[Collection entries]
<<<<
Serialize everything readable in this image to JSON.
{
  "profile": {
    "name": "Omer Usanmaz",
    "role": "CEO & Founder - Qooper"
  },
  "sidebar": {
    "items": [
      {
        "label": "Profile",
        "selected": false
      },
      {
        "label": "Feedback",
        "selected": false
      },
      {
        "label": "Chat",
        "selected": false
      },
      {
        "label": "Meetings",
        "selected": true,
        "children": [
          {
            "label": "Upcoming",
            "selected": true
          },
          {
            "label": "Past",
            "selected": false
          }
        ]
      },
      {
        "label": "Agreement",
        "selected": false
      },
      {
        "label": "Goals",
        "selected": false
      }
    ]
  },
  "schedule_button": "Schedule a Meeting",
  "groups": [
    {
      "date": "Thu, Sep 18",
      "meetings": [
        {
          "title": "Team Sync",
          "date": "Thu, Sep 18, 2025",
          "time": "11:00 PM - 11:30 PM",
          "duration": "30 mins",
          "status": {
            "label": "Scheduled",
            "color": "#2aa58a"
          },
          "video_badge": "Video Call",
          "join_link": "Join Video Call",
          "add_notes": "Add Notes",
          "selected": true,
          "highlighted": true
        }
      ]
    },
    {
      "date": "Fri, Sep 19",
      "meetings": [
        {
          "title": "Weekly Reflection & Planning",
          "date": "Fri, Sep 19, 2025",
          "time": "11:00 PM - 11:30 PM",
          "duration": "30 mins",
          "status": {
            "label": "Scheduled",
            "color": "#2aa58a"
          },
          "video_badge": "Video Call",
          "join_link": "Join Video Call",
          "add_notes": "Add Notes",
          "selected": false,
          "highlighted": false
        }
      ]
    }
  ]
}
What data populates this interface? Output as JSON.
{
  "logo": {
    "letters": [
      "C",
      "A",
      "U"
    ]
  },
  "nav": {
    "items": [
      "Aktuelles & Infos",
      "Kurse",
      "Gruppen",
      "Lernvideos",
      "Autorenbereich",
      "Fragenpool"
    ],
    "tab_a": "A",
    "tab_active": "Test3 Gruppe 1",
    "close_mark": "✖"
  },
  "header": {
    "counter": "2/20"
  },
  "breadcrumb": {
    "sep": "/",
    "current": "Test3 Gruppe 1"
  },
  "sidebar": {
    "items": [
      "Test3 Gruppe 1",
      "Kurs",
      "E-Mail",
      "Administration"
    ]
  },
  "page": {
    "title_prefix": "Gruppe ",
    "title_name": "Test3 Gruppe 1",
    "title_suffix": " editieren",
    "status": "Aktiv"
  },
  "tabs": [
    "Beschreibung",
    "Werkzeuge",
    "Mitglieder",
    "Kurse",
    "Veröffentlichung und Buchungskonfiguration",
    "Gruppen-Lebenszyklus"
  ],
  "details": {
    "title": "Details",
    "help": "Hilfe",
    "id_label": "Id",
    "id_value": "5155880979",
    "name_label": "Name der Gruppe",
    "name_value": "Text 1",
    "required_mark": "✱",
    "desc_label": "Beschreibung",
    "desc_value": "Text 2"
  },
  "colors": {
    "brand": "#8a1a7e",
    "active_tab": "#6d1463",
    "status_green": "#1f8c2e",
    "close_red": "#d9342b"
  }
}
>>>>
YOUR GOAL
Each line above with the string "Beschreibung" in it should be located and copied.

RESULT OF THE EXERCISE
    "Beschreibung",
    "desc_label": "Beschreibung",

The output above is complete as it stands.